===== Records shown

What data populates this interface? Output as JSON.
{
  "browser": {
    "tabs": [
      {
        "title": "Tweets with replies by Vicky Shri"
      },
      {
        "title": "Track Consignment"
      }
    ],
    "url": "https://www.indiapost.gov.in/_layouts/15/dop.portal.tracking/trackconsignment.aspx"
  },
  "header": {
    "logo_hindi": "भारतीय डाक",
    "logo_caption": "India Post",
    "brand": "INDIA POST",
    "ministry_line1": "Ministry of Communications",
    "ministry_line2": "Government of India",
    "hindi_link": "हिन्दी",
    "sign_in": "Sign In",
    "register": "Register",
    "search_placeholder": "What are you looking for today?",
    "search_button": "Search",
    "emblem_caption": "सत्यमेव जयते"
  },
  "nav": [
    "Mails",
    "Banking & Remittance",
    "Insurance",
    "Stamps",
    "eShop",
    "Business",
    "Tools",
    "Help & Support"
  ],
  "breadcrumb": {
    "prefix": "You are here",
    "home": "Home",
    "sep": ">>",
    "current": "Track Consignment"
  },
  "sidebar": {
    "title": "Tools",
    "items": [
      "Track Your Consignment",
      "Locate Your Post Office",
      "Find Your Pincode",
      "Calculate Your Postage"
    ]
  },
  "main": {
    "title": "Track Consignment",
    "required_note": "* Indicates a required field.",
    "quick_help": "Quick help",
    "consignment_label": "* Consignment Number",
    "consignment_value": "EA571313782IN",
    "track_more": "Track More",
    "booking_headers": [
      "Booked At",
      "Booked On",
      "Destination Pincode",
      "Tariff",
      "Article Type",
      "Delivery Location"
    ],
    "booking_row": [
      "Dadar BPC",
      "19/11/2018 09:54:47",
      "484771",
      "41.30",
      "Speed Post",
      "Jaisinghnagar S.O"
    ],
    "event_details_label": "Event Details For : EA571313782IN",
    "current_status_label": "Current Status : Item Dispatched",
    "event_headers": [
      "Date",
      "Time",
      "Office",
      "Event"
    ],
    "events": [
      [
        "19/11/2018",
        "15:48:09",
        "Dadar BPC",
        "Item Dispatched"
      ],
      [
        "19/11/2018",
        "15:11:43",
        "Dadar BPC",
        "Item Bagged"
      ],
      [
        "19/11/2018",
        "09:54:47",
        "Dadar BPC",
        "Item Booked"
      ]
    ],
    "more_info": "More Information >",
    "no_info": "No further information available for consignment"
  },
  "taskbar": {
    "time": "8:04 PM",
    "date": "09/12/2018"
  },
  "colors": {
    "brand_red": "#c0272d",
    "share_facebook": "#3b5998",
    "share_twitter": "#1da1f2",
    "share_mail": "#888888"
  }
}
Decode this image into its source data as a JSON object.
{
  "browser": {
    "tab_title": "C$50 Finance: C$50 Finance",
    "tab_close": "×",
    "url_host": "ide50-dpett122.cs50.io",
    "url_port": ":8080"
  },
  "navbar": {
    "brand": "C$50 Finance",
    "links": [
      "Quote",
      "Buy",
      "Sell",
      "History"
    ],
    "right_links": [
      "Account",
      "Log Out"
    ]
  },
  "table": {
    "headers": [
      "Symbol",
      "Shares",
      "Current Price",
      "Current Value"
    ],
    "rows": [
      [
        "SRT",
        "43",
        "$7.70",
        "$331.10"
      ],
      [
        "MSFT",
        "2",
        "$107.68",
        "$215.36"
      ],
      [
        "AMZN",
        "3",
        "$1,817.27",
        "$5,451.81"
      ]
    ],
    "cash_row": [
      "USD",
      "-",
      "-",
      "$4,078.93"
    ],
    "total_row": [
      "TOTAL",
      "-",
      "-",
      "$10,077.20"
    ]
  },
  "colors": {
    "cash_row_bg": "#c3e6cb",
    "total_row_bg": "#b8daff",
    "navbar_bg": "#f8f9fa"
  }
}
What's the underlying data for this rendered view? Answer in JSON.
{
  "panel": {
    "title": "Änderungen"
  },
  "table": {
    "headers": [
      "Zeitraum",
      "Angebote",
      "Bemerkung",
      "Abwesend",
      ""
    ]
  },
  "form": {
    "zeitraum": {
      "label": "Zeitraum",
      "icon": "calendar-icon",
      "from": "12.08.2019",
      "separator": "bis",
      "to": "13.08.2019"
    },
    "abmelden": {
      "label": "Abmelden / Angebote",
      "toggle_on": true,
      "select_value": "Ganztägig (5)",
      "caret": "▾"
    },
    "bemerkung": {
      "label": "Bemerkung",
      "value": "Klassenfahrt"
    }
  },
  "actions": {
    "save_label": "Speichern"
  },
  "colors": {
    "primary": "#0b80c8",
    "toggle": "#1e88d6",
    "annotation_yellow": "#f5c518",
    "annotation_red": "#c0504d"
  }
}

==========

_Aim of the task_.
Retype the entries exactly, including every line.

_Answer to this exercise_.
What data populates this interface? Output as JSON.
{
  "browser": {
    "tabs": [
      {
        "title": "Tweets with replies by Vicky Shri"
      },
      {
        "title": "Track Consignment"
      }
    ],
    "url": "https://www.indiapost.gov.in/_layouts/15/dop.portal.tracking/trackconsignment.aspx"
  },
  "header": {
    "logo_hindi": "भारतीय डाक",
    "logo_caption": "India Post",
    "brand": "INDIA POST",
    "ministry_line1": "Ministry of Communications",
    "ministry_line2": "Government of India",
    "hindi_link": "हिन्दी",
    "sign_in": "Sign In",
    "register": "Register",
    "search_placeholder": "What are you looking for today?",
    "search_button": "Search",
    "emblem_caption": "सत्यमेव जयते"
  },
  "nav": [
    "Mails",
    "Banking & Remittance",
    "Insurance",
    "Stamps",
    "eShop",
    "Business",
    "Tools",
    "Help & Support"
  ],
  "breadcrumb": {
    "prefix": "You are here",
    "home": "Home",
    "sep": ">>",
    "current": "Track Consignment"
  },
  "sidebar": {
    "title": "Tools",
    "items": [
      "Track Your Consignment",
      "Locate Your Post Office",
      "Find Your Pincode",
      "Calculate Your Postage"
    ]
  },
  "main": {
    "title": "Track Consignment",
    "required_note": "* Indicates a required field.",
    "quick_help": "Quick help",
    "consignment_label": "* Consignment Number",
    "consignment_value": "EA571313782IN",
    "track_more": "Track More",
    "booking_headers": [
      "Booked At",
      "Booked On",
      "Destination Pincode",
      "Tariff",
      "Article Type",
      "Delivery Location"
    ],
    "booking_row": [
      "Dadar BPC",
      "19/11/2018 09:54:47",
      "484771",
      "41.30",
      "Speed Post",
      "Jaisinghnagar S.O"
    ],
    "event_details_label": "Event Details For : EA571313782IN",
    "current_status_label": "Current Status : Item Dispatched",
    "event_headers": [
      "Date",
      "Time",
      "Office",
      "Event"
    ],
    "events": [
      [
        "19/11/2018",
        "15:48:09",
        "Dadar BPC",
        "Item Dispatched"
      ],
      [
        "19/11/2018",
        "15:11:43",
        "Dadar BPC",
        "Item Bagged"
      ],
      [
        "19/11/2018",
        "09:54:47",
        "Dadar BPC",
        "Item Booked"
      ]
    ],
    "more_info": "More Information >",
    "no_info": "No further information available for consignment"
  },
  "taskbar": {
    "time": "8:04 PM",
    "date": "09/12/2018"
  },
  "colors": {
    "brand_red": "#c0272d",
    "share_facebook": "#3b5998",
    "share_twitter": "#1da1f2",
    "share_mail": "#888888"
  }
}
Decode this image into its source data as a JSON object.
{
  "browser": {
    "tab_title": "C$50 Finance: C$50 Finance",
    "tab_close": "×",
    "url_host": "ide50-dpett122.cs50.io",
    "url_port": ":8080"
  },
  "navbar": {
    "brand": "C$50 Finance",
    "links": [
      "Quote",
      "Buy",
      "Sell",
      "History"
    ],
    "right_links": [
      "Account",
      "Log Out"
    ]
  },
  "table": {
    "headers": [
      "Symbol",
      "Shares",
      "Current Price",
      "Current Value"
    ],
    "rows": [
      [
        "SRT",
        "43",
        "$7.70",
        "$331.10"
      ],
      [
        "MSFT",
        "2",
        "$107.68",
        "$215.36"
      ],
      [
        "AMZN",
        "3",
        "$1,817.27",
        "$5,451.81"
      ]
    ],
    "cash_row": [
      "USD",
      "-",
      "-",
      "$4,078.93"
    ],
    "total_row": [
      "TOTAL",
      "-",
      "-",
      "$10,077.20"
    ]
  },
  "colors": {
    "cash_row_bg": "#c3e6cb",
    "total_row_bg": "#b8daff",
    "navbar_bg": "#f8f9fa"
  }
}
What's the underlying data for this rendered view? Answer in JSON.
{
  "panel": {
    "title": "Änderungen"
  },
  "table": {
    "headers": [
      "Zeitraum",
      "Angebote",
      "Bemerkung",
      "Abwesend",
      ""
    ]
  },
  "form": {
    "zeitraum": {
      "label": "Zeitraum",
      "icon": "calendar-icon",
      "from": "12.08.2019",
      "separator": "bis",
      "to": "13.08.2019"
    },
    "abmelden": {
      "label": "Abmelden / Angebote",
      "toggle_on": true,
      "select_value": "Ganztägig (5)",
      "caret": "▾"
    },
    "bemerkung": {
      "label": "Bemerkung",
      "value": "Klassenfahrt"
    }
  },
  "actions": {
    "save_label": "Speichern"
  },
  "colors": {
    "primary": "#0b80c8",
    "toggle": "#1e88d6",
    "annotation_yellow": "#f5c518",
    "annotation_red": "#c0504d"
  }
}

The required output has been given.